▶ DATA TO USE
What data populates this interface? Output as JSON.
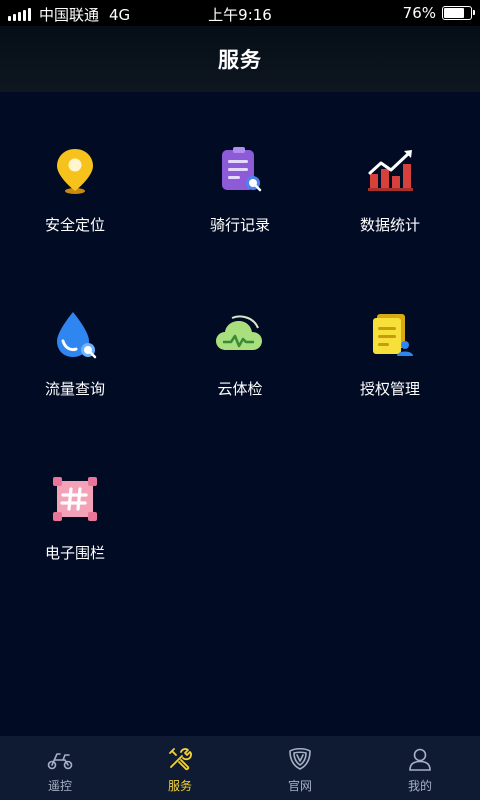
{
  "status_bar": {
    "carrier": "中国联通",
    "network": "4G",
    "time": "上午9:16",
    "battery": "76%",
    "battery_level": 0.76
  },
  "header": {
    "title": "服务"
  },
  "services": [
    {
      "label": "安全定位",
      "icon": "location-pin-icon"
    },
    {
      "label": "骑行记录",
      "icon": "ride-record-icon"
    },
    {
      "label": "数据统计",
      "icon": "data-chart-icon"
    },
    {
      "label": "流量查询",
      "icon": "data-flow-icon"
    },
    {
      "label": "云体检",
      "icon": "cloud-check-icon"
    },
    {
      "label": "授权管理",
      "icon": "authorization-icon"
    },
    {
      "label": "电子围栏",
      "icon": "geofence-icon"
    }
  ],
  "tabbar": {
    "items": [
      {
        "label": "遥控",
        "icon": "scooter-icon",
        "active": false
      },
      {
        "label": "服务",
        "icon": "tools-icon",
        "active": true
      },
      {
        "label": "官网",
        "icon": "shield-icon",
        "active": false
      },
      {
        "label": "我的",
        "icon": "user-icon",
        "active": false
      }
    ],
    "active_color": "#f3d23a",
    "inactive_color": "#a7b0c4"
  }
}
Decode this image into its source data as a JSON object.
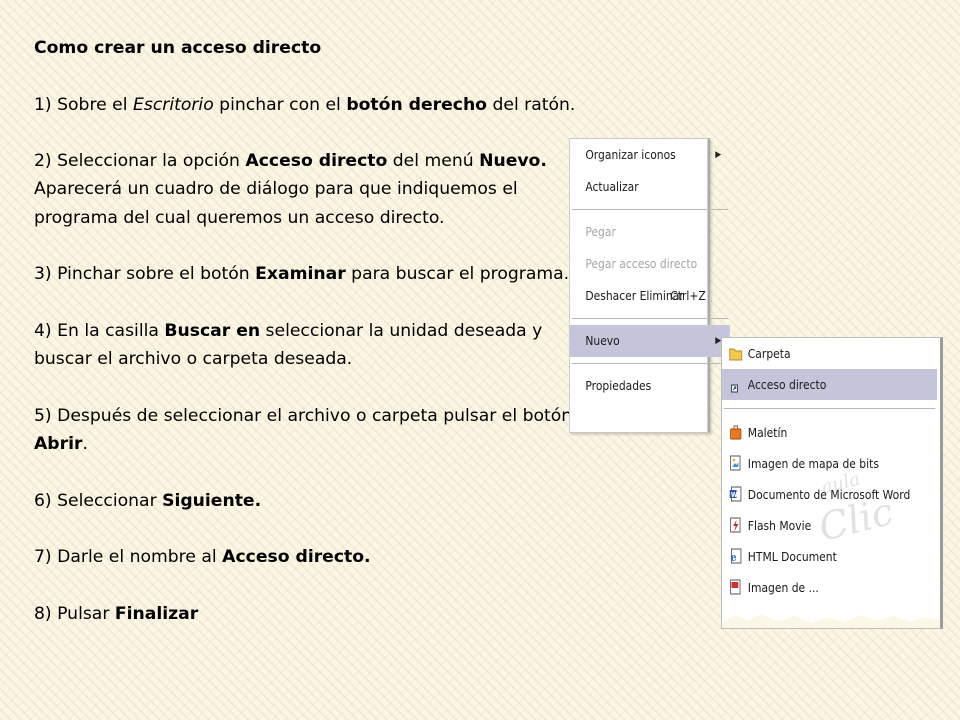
{
  "slide": {
    "title": "Como crear un acceso directo",
    "step1": {
      "num": "1)",
      "a": "Sobre el ",
      "b": "Escritorio",
      "c": " pinchar con el ",
      "d": "botón derecho",
      "e": " del ratón."
    },
    "step2": {
      "num": "2)",
      "a": "Seleccionar la opción ",
      "b": "Acceso directo",
      "c": " del menú ",
      "d": "Nuevo."
    },
    "step2_note": "Aparecerá un cuadro de diálogo para que indiquemos el programa del cual queremos un acceso directo.",
    "step3": {
      "num": "3)",
      "a": "Pinchar sobre el botón ",
      "b": "Examinar",
      "c": " para buscar el programa."
    },
    "step4": {
      "num": "4)",
      "a": "En la casilla ",
      "b": "Buscar en",
      "c": " seleccionar la unidad deseada y buscar el archivo o carpeta deseada."
    },
    "step5": {
      "num": "5)",
      "a": "Después de seleccionar el archivo o carpeta pulsar el botón ",
      "b": "Abrir",
      "c": "."
    },
    "step6": {
      "num": "6)",
      "a": "Seleccionar ",
      "b": "Siguiente."
    },
    "step7": {
      "num": "7)",
      "a": "Darle el nombre al ",
      "b": "Acceso directo."
    },
    "step8": {
      "num": "8)",
      "a": "Pulsar ",
      "b": "Finalizar"
    }
  },
  "context_menu": {
    "items": [
      {
        "label": "Organizar iconos",
        "submenu": true,
        "disabled": false
      },
      {
        "label": "Actualizar",
        "submenu": false,
        "disabled": false
      },
      {
        "label": "Pegar",
        "submenu": false,
        "disabled": true
      },
      {
        "label": "Pegar acceso directo",
        "submenu": false,
        "disabled": true
      },
      {
        "label": "Deshacer Eliminar",
        "shortcut": "Ctrl+Z",
        "disabled": false
      },
      {
        "label": "Nuevo",
        "submenu": true,
        "selected": true,
        "disabled": false
      },
      {
        "label": "Propiedades",
        "submenu": false,
        "disabled": false
      }
    ]
  },
  "submenu": {
    "items": [
      {
        "label": "Carpeta",
        "icon": "folder-icon"
      },
      {
        "label": "Acceso directo",
        "icon": "shortcut-icon",
        "selected": true
      },
      {
        "label": "Maletín",
        "icon": "briefcase-icon"
      },
      {
        "label": "Imagen de mapa de bits",
        "icon": "bitmap-icon"
      },
      {
        "label": "Documento de Microsoft Word",
        "icon": "word-icon"
      },
      {
        "label": "Flash Movie",
        "icon": "flash-icon"
      },
      {
        "label": "HTML Document",
        "icon": "html-icon"
      },
      {
        "label": "Imagen de ...",
        "icon": "image-icon"
      }
    ],
    "watermark_top": "aula",
    "watermark_bottom": "Clic"
  },
  "colors": {
    "selected_bg": "#c4c5db",
    "disabled_text": "#a5a5a5",
    "background": "#fbf6e6"
  }
}
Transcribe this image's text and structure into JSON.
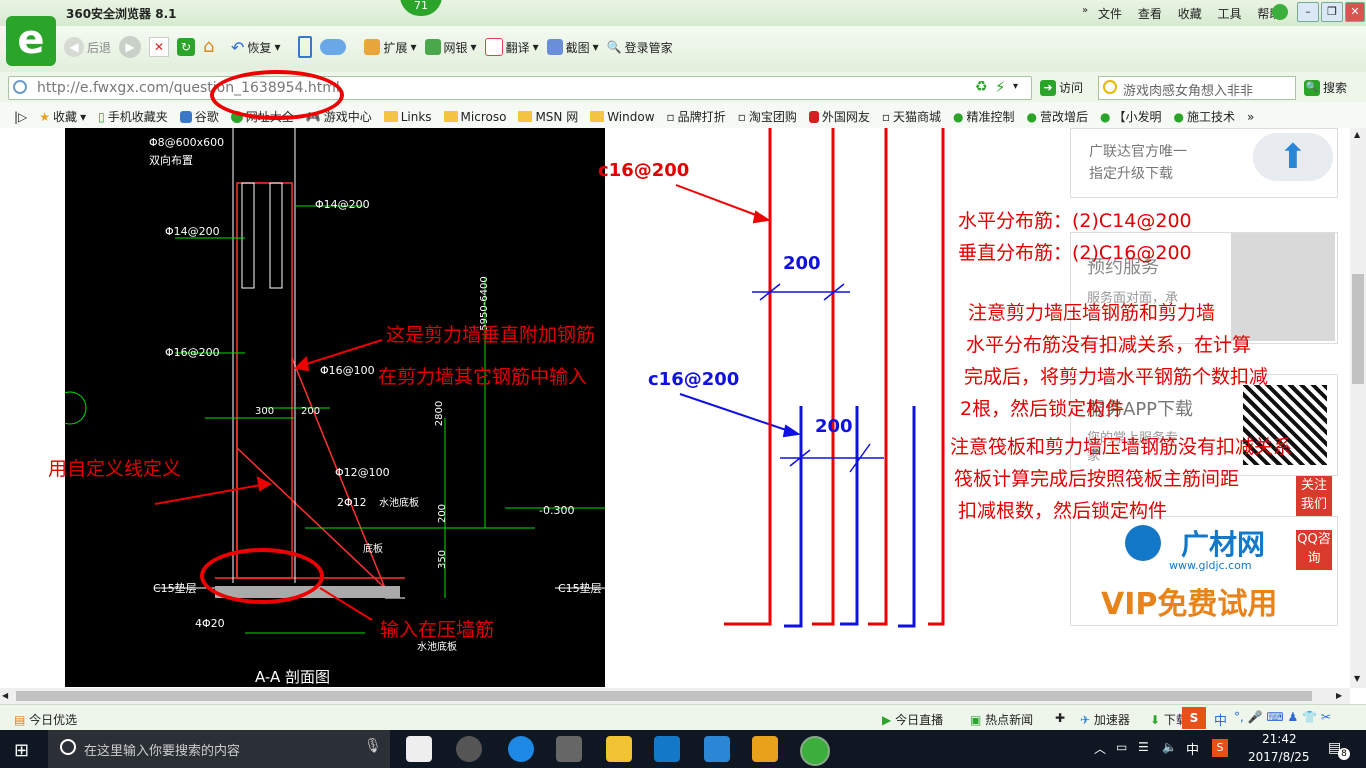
{
  "browser": {
    "title": "360安全浏览器 8.1",
    "badge": "71",
    "menu": [
      "文件",
      "查看",
      "收藏",
      "工具",
      "帮助"
    ],
    "toolbar": {
      "back": "后退",
      "restore": "恢复",
      "extend": "扩展",
      "bank": "网银",
      "translate": "翻译",
      "screenshot": "截图",
      "login": "登录管家"
    },
    "url": "http://e.fwxgx.com/question_1638954.html",
    "visit": "访问",
    "search_placeholder": "游戏肉感女角想入非非",
    "search_button": "搜索"
  },
  "favorites": [
    "收藏",
    "手机收藏夹",
    "谷歌",
    "网址大全",
    "游戏中心",
    "Links",
    "Microso",
    "MSN 网",
    "Window",
    "品牌打折",
    "淘宝团购",
    "外国网友",
    "天猫商城",
    "精准控制",
    "营改增后",
    "【小发明",
    "施工技术"
  ],
  "cad": {
    "labels": [
      "Φ8@600x600",
      "双向布置",
      "Φ14@200",
      "Φ14@200",
      "Φ16@200",
      "Φ16@100",
      "300",
      "200",
      "2800",
      "5950-6400",
      "Φ12@100",
      "2Φ12",
      "水池底板",
      "200",
      "350",
      "-0.300",
      "底板",
      "C15垫层",
      "C15垫层",
      "4Φ20",
      "水池底板",
      "A-A 剖面图"
    ],
    "annotations": {
      "vertical_extra": "这是剪力墙垂直附加钢筋",
      "input_other": "在剪力墙其它钢筋中输入",
      "custom_line": "用自定义线定义",
      "press_wall": "输入在压墙筋"
    }
  },
  "right_diagram": {
    "labels": {
      "c16_top": "c16@200",
      "c16_mid": "c16@200",
      "dim_top": "200",
      "dim_mid": "200"
    },
    "notes": [
      "水平分布筋：(2)C14@200",
      "垂直分布筋：(2)C16@200",
      "注意剪力墙压墙钢筋和剪力墙",
      "水平分布筋没有扣减关系，在计算",
      "完成后，将剪力墙水平钢筋个数扣减",
      "2根，然后锁定构件",
      "注意筏板和剪力墙压墙钢筋没有扣减关系",
      "筏板计算完成后按照筏板主筋间距",
      "扣减根数，然后锁定构件"
    ]
  },
  "sidebar": {
    "ad1_line1": "广联达官方唯一",
    "ad1_line2": "指定升级下载",
    "ad2_title": "预约服务",
    "ad2_line": "服务面对面，承",
    "ad3_title": "服务APP下载",
    "ad3_line1": "您的掌上服务专",
    "ad3_line2": "家",
    "follow": "关注我们",
    "qq": "QQ咨询",
    "brand": "广材网",
    "brand_url": "www.gldjc.com",
    "vip": "VIP免费试用"
  },
  "status": {
    "left": "今日优选",
    "items": [
      "今日直播",
      "热点新闻",
      "加速器",
      "下载"
    ],
    "ime": "中"
  },
  "taskbar": {
    "search_placeholder": "在这里输入你要搜索的内容",
    "time": "21:42",
    "date": "2017/8/25",
    "ime": "中",
    "notify": "8"
  }
}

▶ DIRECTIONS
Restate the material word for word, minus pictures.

▶ TASK SOLUTION
What data populates this interface? Output as JSON.
{
  "status_bar": {
    "carrier": "中国联通",
    "network": "4G",
    "time": "上午9:16",
    "battery": "76%",
    "battery_level": 0.76
  },
  "header": {
    "title": "服务"
  },
  "services": [
    {
      "label": "安全定位",
      "icon": "location-pin-icon"
    },
    {
      "label": "骑行记录",
      "icon": "ride-record-icon"
    },
    {
      "label": "数据统计",
      "icon": "data-chart-icon"
    },
    {
      "label": "流量查询",
      "icon": "data-flow-icon"
    },
    {
      "label": "云体检",
      "icon": "cloud-check-icon"
    },
    {
      "label": "授权管理",
      "icon": "authorization-icon"
    },
    {
      "label": "电子围栏",
      "icon": "geofence-icon"
    }
  ],
  "tabbar": {
    "items": [
      {
        "label": "遥控",
        "icon": "scooter-icon",
        "active": false
      },
      {
        "label": "服务",
        "icon": "tools-icon",
        "active": true
      },
      {
        "label": "官网",
        "icon": "shield-icon",
        "active": false
      },
      {
        "label": "我的",
        "icon": "user-icon",
        "active": false
      }
    ],
    "active_color": "#f3d23a",
    "inactive_color": "#a7b0c4"
  }
}
Decode this image into its source data as a JSON object.
{
  "slide": {
    "title": "Como crear un acceso directo",
    "step1": {
      "num": "1)",
      "a": "Sobre el ",
      "b": "Escritorio",
      "c": " pinchar con el ",
      "d": "botón derecho",
      "e": " del ratón."
    },
    "step2": {
      "num": "2)",
      "a": "Seleccionar la opción ",
      "b": "Acceso directo",
      "c": " del menú ",
      "d": "Nuevo."
    },
    "step2_note": "Aparecerá un cuadro de diálogo para que indiquemos el programa del cual queremos un acceso directo.",
    "step3": {
      "num": "3)",
      "a": "Pinchar sobre el botón ",
      "b": "Examinar",
      "c": " para buscar el programa."
    },
    "step4": {
      "num": "4)",
      "a": "En la casilla ",
      "b": "Buscar en",
      "c": " seleccionar la unidad deseada y buscar el archivo o carpeta deseada."
    },
    "step5": {
      "num": "5)",
      "a": "Después de seleccionar el archivo o carpeta pulsar el botón ",
      "b": "Abrir",
      "c": "."
    },
    "step6": {
      "num": "6)",
      "a": "Seleccionar ",
      "b": "Siguiente."
    },
    "step7": {
      "num": "7)",
      "a": "Darle el nombre al ",
      "b": "Acceso directo."
    },
    "step8": {
      "num": "8)",
      "a": "Pulsar ",
      "b": "Finalizar"
    }
  },
  "context_menu": {
    "items": [
      {
        "label": "Organizar iconos",
        "submenu": true,
        "disabled": false
      },
      {
        "label": "Actualizar",
        "submenu": false,
        "disabled": false
      },
      {
        "label": "Pegar",
        "submenu": false,
        "disabled": true
      },
      {
        "label": "Pegar acceso directo",
        "submenu": false,
        "disabled": true
      },
      {
        "label": "Deshacer Eliminar",
        "shortcut": "Ctrl+Z",
        "disabled": false
      },
      {
        "label": "Nuevo",
        "submenu": true,
        "selected": true,
        "disabled": false
      },
      {
        "label": "Propiedades",
        "submenu": false,
        "disabled": false
      }
    ]
  },
  "submenu": {
    "items": [
      {
        "label": "Carpeta",
        "icon": "folder-icon"
      },
      {
        "label": "Acceso directo",
        "icon": "shortcut-icon",
        "selected": true
      },
      {
        "label": "Maletín",
        "icon": "briefcase-icon"
      },
      {
        "label": "Imagen de mapa de bits",
        "icon": "bitmap-icon"
      },
      {
        "label": "Documento de Microsoft Word",
        "icon": "word-icon"
      },
      {
        "label": "Flash Movie",
        "icon": "flash-icon"
      },
      {
        "label": "HTML Document",
        "icon": "html-icon"
      },
      {
        "label": "Imagen de ...",
        "icon": "image-icon"
      }
    ],
    "watermark_top": "aula",
    "watermark_bottom": "Clic"
  },
  "colors": {
    "selected_bg": "#c4c5db",
    "disabled_text": "#a5a5a5",
    "background": "#fbf6e6"
  }
}
Transcribe this image's text and structure into JSON.
{
  "browser": {
    "title": "360安全浏览器 8.1",
    "badge": "71",
    "menu": [
      "文件",
      "查看",
      "收藏",
      "工具",
      "帮助"
    ],
    "toolbar": {
      "back": "后退",
      "restore": "恢复",
      "extend": "扩展",
      "bank": "网银",
      "translate": "翻译",
      "screenshot": "截图",
      "login": "登录管家"
    },
    "url": "http://e.fwxgx.com/question_1638954.html",
    "visit": "访问",
    "search_placeholder": "游戏肉感女角想入非非",
    "search_button": "搜索"
  },
  "favorites": [
    "收藏",
    "手机收藏夹",
    "谷歌",
    "网址大全",
    "游戏中心",
    "Links",
    "Microso",
    "MSN 网",
    "Window",
    "品牌打折",
    "淘宝团购",
    "外国网友",
    "天猫商城",
    "精准控制",
    "营改增后",
    "【小发明",
    "施工技术"
  ],
  "cad": {
    "labels": [
      "Φ8@600x600",
      "双向布置",
      "Φ14@200",
      "Φ14@200",
      "Φ16@200",
      "Φ16@100",
      "300",
      "200",
      "2800",
      "5950-6400",
      "Φ12@100",
      "2Φ12",
      "水池底板",
      "200",
      "350",
      "-0.300",
      "底板",
      "C15垫层",
      "C15垫层",
      "4Φ20",
      "水池底板",
      "A-A 剖面图"
    ],
    "annotations": {
      "vertical_extra": "这是剪力墙垂直附加钢筋",
      "input_other": "在剪力墙其它钢筋中输入",
      "custom_line": "用自定义线定义",
      "press_wall": "输入在压墙筋"
    }
  },
  "right_diagram": {
    "labels": {
      "c16_top": "c16@200",
      "c16_mid": "c16@200",
      "dim_top": "200",
      "dim_mid": "200"
    },
    "notes": [
      "水平分布筋：(2)C14@200",
      "垂直分布筋：(2)C16@200",
      "注意剪力墙压墙钢筋和剪力墙",
      "水平分布筋没有扣减关系，在计算",
      "完成后，将剪力墙水平钢筋个数扣减",
      "2根，然后锁定构件",
      "注意筏板和剪力墙压墙钢筋没有扣减关系",
      "筏板计算完成后按照筏板主筋间距",
      "扣减根数，然后锁定构件"
    ]
  },
  "sidebar": {
    "ad1_line1": "广联达官方唯一",
    "ad1_line2": "指定升级下载",
    "ad2_title": "预约服务",
    "ad2_line": "服务面对面，承",
    "ad3_title": "服务APP下载",
    "ad3_line1": "您的掌上服务专",
    "ad3_line2": "家",
    "follow": "关注我们",
    "qq": "QQ咨询",
    "brand": "广材网",
    "brand_url": "www.gldjc.com",
    "vip": "VIP免费试用"
  },
  "status": {
    "left": "今日优选",
    "items": [
      "今日直播",
      "热点新闻",
      "加速器",
      "下载"
    ],
    "ime": "中"
  },
  "taskbar": {
    "search_placeholder": "在这里输入你要搜索的内容",
    "time": "21:42",
    "date": "2017/8/25",
    "ime": "中",
    "notify": "8"
  }
}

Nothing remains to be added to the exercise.